Why Data Science?
Published: 3 Jul 2018
“The ability to take data, to be able to understand it, to process it, to extract value from it, to visualize it, to communicate it’s going to be a at the professional level but even at the educational level for elementary school kids, for high school kids, for college kids. Because now we really do have essentially free and ubiquitous data.” – Hal Varian, Chief Economist, Google
Why Data Science?
Data Science was once a discipline associated only with technology companies, hedge funds and health care. However, the information age has made data gathering and analytics critical to virtually every sector of the economy. Publishing itself, once associated only with publishing houses and media companies, is now ubiquitous as companies and individuals write on blogs and social media. The reality in which we are living today is that we are all publishers, and data science is paramount.
Data Science allows individuals to extract knowledge of great value from what can appear to be simple data. Using semantic analysis, pattern matching, statistics, mathematics, and most recently, machine learning, data science is the discipline of analyzing large volumes of information to find patterns. Once patterns are found, they can be developed into unique concept signatures and used to make predictions and inferences. In this way, it is possible to anticipate problems and create different strategies to boost efficiency and revenue in business.
Data Scientists bring value to any type of company, and thanks to the emergence of Big Data there is a countless amount of data, both inside and outside of organizations, public and private. That data includes not only textual content but images, video, audio, and even “data about the data” (metadata).
Of course, all of this data is useless unless it is properly analyzed. But with increasing machine power, algorithms can convert data from disparate data sources into knowledge that is essential to any business.

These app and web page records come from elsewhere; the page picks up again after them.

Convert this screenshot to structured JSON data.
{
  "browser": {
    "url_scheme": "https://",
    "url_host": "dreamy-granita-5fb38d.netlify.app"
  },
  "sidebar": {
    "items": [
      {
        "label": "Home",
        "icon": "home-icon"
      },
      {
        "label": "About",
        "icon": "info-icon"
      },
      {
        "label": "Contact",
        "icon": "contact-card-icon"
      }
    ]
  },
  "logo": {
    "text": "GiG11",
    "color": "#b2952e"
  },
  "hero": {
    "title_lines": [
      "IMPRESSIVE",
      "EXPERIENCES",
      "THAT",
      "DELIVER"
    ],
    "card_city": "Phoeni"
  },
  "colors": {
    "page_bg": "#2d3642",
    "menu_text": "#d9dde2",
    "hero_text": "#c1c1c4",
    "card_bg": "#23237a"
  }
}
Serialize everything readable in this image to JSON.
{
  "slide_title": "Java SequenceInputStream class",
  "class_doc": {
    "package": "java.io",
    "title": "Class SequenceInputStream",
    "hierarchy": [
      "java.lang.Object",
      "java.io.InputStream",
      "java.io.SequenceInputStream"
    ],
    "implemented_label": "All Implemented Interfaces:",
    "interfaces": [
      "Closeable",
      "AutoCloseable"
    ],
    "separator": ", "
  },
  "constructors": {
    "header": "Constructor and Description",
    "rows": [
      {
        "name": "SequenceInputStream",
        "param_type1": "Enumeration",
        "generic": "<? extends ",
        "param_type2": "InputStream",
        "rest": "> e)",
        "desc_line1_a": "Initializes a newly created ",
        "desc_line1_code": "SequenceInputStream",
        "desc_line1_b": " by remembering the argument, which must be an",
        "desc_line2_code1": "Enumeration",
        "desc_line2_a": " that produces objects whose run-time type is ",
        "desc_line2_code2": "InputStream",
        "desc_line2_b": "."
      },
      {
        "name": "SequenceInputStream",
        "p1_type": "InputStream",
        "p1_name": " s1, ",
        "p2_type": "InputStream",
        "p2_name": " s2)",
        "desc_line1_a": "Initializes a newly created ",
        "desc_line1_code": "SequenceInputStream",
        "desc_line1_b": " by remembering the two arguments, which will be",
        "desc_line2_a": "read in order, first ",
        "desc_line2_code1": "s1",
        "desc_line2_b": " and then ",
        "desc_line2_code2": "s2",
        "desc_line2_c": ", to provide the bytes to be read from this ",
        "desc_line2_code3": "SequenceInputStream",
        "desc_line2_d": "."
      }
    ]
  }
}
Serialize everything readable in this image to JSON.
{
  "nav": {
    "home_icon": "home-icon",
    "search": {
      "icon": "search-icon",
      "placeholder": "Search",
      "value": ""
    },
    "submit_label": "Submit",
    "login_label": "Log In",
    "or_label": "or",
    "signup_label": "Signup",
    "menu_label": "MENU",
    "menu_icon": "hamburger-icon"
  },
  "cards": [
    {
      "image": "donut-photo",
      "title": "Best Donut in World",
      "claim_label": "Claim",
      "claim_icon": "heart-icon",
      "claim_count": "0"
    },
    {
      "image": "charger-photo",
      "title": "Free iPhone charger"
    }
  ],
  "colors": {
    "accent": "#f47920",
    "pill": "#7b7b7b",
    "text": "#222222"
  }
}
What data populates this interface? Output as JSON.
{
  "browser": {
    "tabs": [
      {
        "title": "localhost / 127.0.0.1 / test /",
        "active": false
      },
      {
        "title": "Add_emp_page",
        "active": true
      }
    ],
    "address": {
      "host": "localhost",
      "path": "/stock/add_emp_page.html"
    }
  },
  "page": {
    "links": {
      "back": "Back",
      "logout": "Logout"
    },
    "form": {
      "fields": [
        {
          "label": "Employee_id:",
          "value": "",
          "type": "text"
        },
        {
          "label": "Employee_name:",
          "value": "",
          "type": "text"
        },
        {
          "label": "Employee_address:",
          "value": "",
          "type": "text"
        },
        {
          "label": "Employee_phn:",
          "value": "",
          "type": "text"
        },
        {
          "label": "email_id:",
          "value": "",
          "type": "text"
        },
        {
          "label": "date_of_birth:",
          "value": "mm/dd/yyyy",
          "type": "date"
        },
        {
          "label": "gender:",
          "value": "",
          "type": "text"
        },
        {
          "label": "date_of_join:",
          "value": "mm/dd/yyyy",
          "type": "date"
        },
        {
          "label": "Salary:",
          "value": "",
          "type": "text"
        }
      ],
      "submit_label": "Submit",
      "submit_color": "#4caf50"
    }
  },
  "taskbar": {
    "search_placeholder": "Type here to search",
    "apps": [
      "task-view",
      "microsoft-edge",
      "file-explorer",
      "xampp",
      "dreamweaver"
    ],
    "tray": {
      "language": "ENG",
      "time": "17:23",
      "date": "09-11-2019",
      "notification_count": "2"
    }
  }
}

Machine Learning and Big Data
While Big Data Analytics allows data scientists to identify patterns and relationships with the data, machine learning allows scientists to use those patterns to make better decisions. Using Artificial Intelligence (AI) algorithms, machines can analyze which patterns result in success and which in failure, isolating successful patterns to ensure that better decisions are made.